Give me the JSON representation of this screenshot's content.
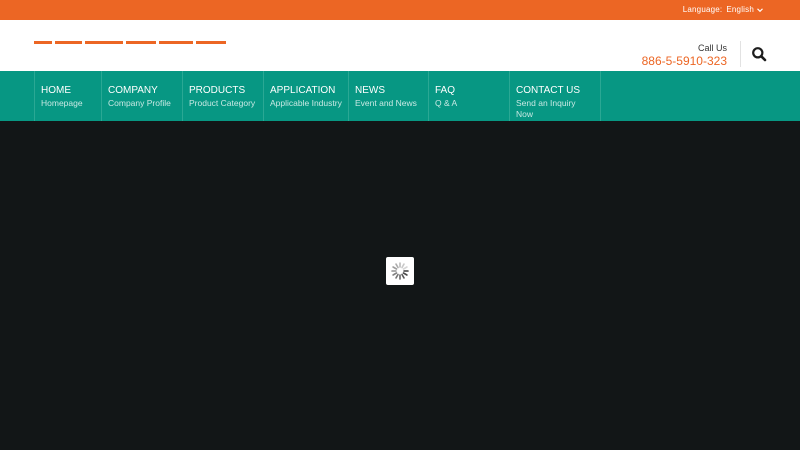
{
  "topbar": {
    "language_label": "Language:",
    "language_value": "English",
    "language_icon": "chevron-down-icon",
    "color": "#ec6624"
  },
  "header": {
    "logo_icon": "company-logo",
    "call_label": "Call Us",
    "phone": "886-5-5910-323",
    "search_icon": "search-icon"
  },
  "nav": {
    "color": "#079783",
    "items": [
      {
        "title": "HOME",
        "subtitle": "Homepage"
      },
      {
        "title": "COMPANY",
        "subtitle": "Company Profile"
      },
      {
        "title": "PRODUCTS",
        "subtitle": "Product Category"
      },
      {
        "title": "APPLICATION",
        "subtitle": "Applicable Industry"
      },
      {
        "title": "NEWS",
        "subtitle": "Event and News"
      },
      {
        "title": "FAQ",
        "subtitle": "Q & A"
      },
      {
        "title": "CONTACT US",
        "subtitle": "Send an Inquiry Now"
      }
    ]
  },
  "hero": {
    "background": "#121617",
    "loader_icon": "loading-spinner-icon"
  }
}
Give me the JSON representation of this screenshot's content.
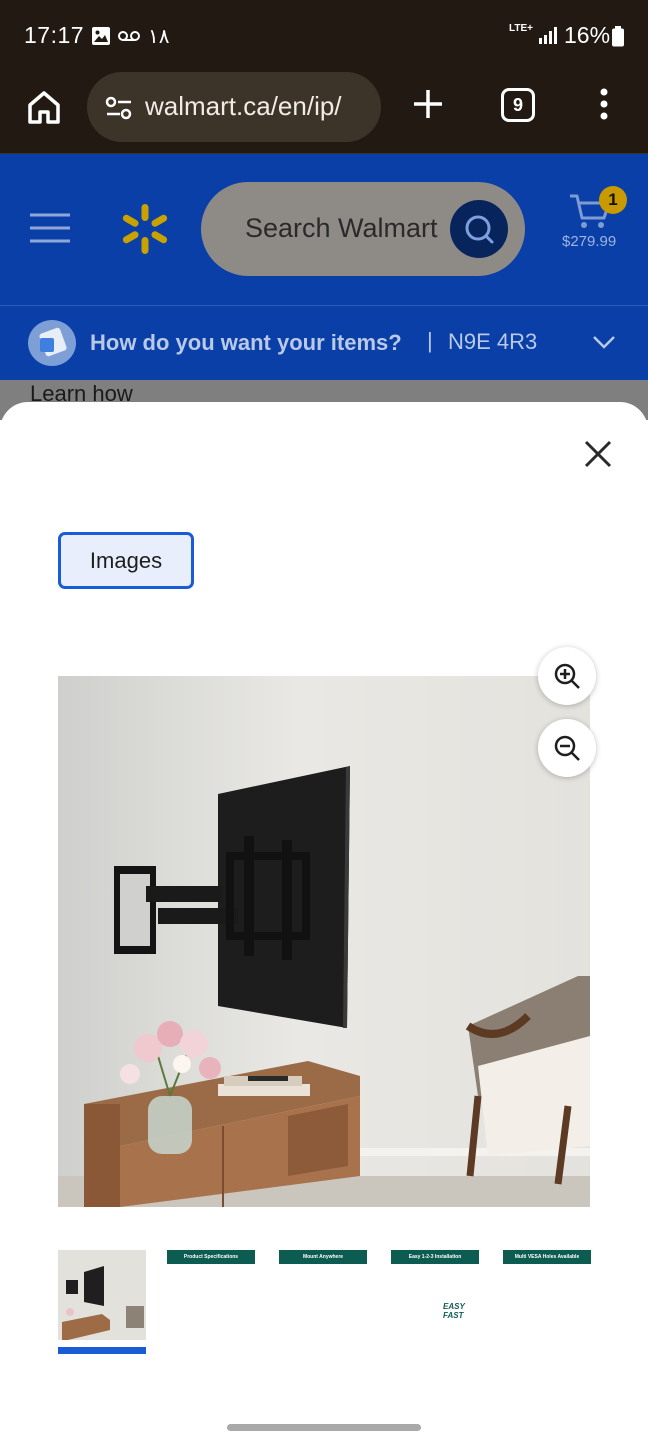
{
  "status_bar": {
    "time": "17:17",
    "notif_count": "١٨",
    "network": "LTE+",
    "battery": "16%",
    "icons": [
      "image-icon",
      "voicemail-icon",
      "signal-icon",
      "battery-icon"
    ]
  },
  "browser": {
    "url": "walmart.ca/en/ip/",
    "tab_count": "9",
    "icons": [
      "home-icon",
      "tune-icon",
      "plus-icon",
      "more-vert-icon"
    ]
  },
  "walmart_header": {
    "search_placeholder": "Search Walmart",
    "cart_count": "1",
    "cart_total": "$279.99",
    "brand_color": "#0a3fa8",
    "spark_color": "#f2b600"
  },
  "delivery": {
    "question": "How do you want your items?",
    "separator": "|",
    "postal_code": "N9E 4R3"
  },
  "background_text": "Learn how",
  "modal": {
    "tab_label": "Images",
    "thumbnails": [
      {
        "kind": "photo",
        "header": ""
      },
      {
        "kind": "spec",
        "header": "Product Specifications"
      },
      {
        "kind": "spec",
        "header": "Mount Anywhere"
      },
      {
        "kind": "spec",
        "header": "Easy 1-2-3 Installation",
        "overlay": "EASY FAST"
      },
      {
        "kind": "spec",
        "header": "Multi VESA Holes Available"
      }
    ],
    "active_thumbnail": 0,
    "accent_color": "#1a5bd6"
  }
}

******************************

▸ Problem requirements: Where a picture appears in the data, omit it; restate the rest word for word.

▸ Output of the task:
Give me the JSON representation of this screenshot's content.
{
  "topbar": {
    "language_label": "Language:",
    "language_value": "English",
    "language_icon": "chevron-down-icon",
    "color": "#ec6624"
  },
  "header": {
    "logo_icon": "company-logo",
    "call_label": "Call Us",
    "phone": "886-5-5910-323",
    "search_icon": "search-icon"
  },
  "nav": {
    "color": "#079783",
    "items": [
      {
        "title": "HOME",
        "subtitle": "Homepage"
      },
      {
        "title": "COMPANY",
        "subtitle": "Company Profile"
      },
      {
        "title": "PRODUCTS",
        "subtitle": "Product Category"
      },
      {
        "title": "APPLICATION",
        "subtitle": "Applicable Industry"
      },
      {
        "title": "NEWS",
        "subtitle": "Event and News"
      },
      {
        "title": "FAQ",
        "subtitle": "Q & A"
      },
      {
        "title": "CONTACT US",
        "subtitle": "Send an Inquiry Now"
      }
    ]
  },
  "hero": {
    "background": "#121617",
    "loader_icon": "loading-spinner-icon"
  }
}
Give me the JSON representation of this screenshot's content.
{
  "status_bar": {
    "time": "17:17",
    "notif_count": "١٨",
    "network": "LTE+",
    "battery": "16%",
    "icons": [
      "image-icon",
      "voicemail-icon",
      "signal-icon",
      "battery-icon"
    ]
  },
  "browser": {
    "url": "walmart.ca/en/ip/",
    "tab_count": "9",
    "icons": [
      "home-icon",
      "tune-icon",
      "plus-icon",
      "more-vert-icon"
    ]
  },
  "walmart_header": {
    "search_placeholder": "Search Walmart",
    "cart_count": "1",
    "cart_total": "$279.99",
    "brand_color": "#0a3fa8",
    "spark_color": "#f2b600"
  },
  "delivery": {
    "question": "How do you want your items?",
    "separator": "|",
    "postal_code": "N9E 4R3"
  },
  "background_text": "Learn how",
  "modal": {
    "tab_label": "Images",
    "thumbnails": [
      {
        "kind": "photo",
        "header": ""
      },
      {
        "kind": "spec",
        "header": "Product Specifications"
      },
      {
        "kind": "spec",
        "header": "Mount Anywhere"
      },
      {
        "kind": "spec",
        "header": "Easy 1-2-3 Installation",
        "overlay": "EASY FAST"
      },
      {
        "kind": "spec",
        "header": "Multi VESA Holes Available"
      }
    ],
    "active_thumbnail": 0,
    "accent_color": "#1a5bd6"
  }
}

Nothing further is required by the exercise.